Hey Ho! We Don’t Know?
Motives Behind Protest At The Link Unclear
Most reporters at The Link are used to covering protests, but some of the newspaper’s staff members found themselves to be the target of one upon stepping outside the office yesterday afternoon.
For a span of roughly six minutes, a group of about 15 tentative protesters stood atop the escalators on the sixth floor of Concordia’s Hall building.
The demonstrators refused to identify themselves, answer questions or elaborate on their apparent grievances with The Link’s editor-in-chief Justin Giovannetti. Despite speaking no more than a few brief chants, they called into question Giovannetti’s relationship with Concordia Student Union councillor Lex Gill.
The protesters claimed that Gill will run in next week’s CSU general election and that she will be privileged by favourable coverage from The Link.
The demonstration was the first interaction any of these individuals ever had with The Link, prior to showing up at its doorstep. None of protesters had ever called, emailed, or attempted to contact any of The Link’s editorial staff, despite having every opportunity to do so. Instead, they chose to make their first encounter a hostile one.
Several bystanders and other people tangentially involved in the proceedings also declined to speak on record.
It remains unclear whether any of these students plan on running for office, however if they intend to do so, they are in violation of the CSU’s electoral bylaws—which prevent candidates from campaigning before midnight of March 14.
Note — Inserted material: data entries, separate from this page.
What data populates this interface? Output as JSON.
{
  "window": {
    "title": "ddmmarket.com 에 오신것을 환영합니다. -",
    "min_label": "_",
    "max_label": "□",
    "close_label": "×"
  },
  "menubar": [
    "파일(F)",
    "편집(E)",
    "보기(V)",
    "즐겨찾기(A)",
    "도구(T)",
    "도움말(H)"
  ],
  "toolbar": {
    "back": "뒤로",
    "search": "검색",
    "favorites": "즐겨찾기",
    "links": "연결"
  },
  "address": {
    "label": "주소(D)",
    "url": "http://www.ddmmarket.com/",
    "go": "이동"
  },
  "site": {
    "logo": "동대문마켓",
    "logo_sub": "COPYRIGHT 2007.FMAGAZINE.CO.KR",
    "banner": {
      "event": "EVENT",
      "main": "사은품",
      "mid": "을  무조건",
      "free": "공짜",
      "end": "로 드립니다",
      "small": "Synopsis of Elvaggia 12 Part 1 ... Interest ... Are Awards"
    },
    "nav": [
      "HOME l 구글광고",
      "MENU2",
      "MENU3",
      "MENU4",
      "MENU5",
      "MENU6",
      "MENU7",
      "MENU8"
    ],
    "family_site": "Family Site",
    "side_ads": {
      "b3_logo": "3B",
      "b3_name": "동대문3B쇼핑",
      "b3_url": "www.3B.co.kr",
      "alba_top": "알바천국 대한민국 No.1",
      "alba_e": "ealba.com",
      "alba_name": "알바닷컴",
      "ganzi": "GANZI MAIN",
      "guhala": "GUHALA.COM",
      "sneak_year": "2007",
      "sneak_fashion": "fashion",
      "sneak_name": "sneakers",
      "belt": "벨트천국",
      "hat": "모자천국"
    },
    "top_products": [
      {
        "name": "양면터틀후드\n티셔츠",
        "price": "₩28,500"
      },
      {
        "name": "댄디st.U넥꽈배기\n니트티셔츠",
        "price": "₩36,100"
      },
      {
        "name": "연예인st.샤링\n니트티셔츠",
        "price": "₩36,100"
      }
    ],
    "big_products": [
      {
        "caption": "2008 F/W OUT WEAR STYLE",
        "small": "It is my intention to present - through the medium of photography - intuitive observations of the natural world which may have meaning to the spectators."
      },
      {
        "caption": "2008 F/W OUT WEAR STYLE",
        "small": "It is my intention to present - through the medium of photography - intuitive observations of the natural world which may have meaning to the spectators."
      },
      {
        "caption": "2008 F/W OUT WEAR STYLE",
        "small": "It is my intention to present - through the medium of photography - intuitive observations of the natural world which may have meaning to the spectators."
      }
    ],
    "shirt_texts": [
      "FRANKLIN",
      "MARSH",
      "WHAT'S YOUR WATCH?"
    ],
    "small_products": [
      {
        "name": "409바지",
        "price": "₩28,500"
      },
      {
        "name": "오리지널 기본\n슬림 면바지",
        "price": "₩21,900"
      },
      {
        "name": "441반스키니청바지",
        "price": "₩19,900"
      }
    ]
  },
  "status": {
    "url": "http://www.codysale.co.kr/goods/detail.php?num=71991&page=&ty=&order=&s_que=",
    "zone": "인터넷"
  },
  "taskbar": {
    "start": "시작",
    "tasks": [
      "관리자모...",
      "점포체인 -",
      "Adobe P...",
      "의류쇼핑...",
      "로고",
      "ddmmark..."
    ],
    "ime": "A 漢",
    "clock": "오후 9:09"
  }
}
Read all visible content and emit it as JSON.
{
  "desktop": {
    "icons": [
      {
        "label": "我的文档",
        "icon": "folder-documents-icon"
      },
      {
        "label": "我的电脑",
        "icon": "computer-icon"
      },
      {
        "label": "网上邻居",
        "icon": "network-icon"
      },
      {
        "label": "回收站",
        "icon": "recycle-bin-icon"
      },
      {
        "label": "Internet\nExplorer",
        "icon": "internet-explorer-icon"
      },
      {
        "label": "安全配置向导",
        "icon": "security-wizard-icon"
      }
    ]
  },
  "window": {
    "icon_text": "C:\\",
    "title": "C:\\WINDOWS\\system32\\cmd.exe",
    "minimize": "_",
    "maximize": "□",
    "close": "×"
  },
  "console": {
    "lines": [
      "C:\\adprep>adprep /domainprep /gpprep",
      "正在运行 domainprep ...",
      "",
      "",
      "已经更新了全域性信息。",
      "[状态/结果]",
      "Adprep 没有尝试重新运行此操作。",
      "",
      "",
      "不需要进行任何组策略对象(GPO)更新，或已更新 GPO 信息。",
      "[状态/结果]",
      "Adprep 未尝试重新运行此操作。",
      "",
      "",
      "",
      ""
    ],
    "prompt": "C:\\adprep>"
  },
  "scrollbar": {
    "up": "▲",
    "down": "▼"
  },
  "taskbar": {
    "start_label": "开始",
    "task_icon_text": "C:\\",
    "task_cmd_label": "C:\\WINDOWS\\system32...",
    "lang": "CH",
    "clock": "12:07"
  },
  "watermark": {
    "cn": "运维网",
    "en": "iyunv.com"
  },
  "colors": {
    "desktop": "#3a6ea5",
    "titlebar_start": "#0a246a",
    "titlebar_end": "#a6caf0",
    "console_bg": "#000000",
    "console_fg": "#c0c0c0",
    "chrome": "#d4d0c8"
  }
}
Three CSU executives were seen near the protest as it unfolded, but denied any connection with the protesters.
“We had nothing to do with the protest,” said CSU VP Academic & Loyola Hassan Abdullahi. “[But] nothing The Link has ever written about the CSU has been balanced […] I’m not responsible to The Link, I’m responsible to the students.”
Abdullahi overlooked the fact that every member of The Link’s editorial staff is an undergraduate student and therefore a due-paying member the union.
Earlier that afternoon, Ricardo Hernandez Torres received a call while working at the Loyola Luncheon from a CSU secretary, asking for the whereabouts of Gonzalo Nieto and Lex Gill.
Nieto, an überculture executive with Gill, was in class, but said he received a text message from his friend who was at the Luncheon, informing him that he was being paged. Nieto said he usually attends the Luncheon, yet finds it extremely odd that the CSU would be looking for him and Gill.
“It seems very conspicuous to me that they were wondering where Lex [Gill] was about an hour before they protest Lex,” said Nieto, who can think of no reason why the CSU would be looking for him.
The protesters disbanded after Concordia Security asked them for student ID cards.
—With files from
This article originally appeared in Volume 31, Issue 25, published March 8, 2011.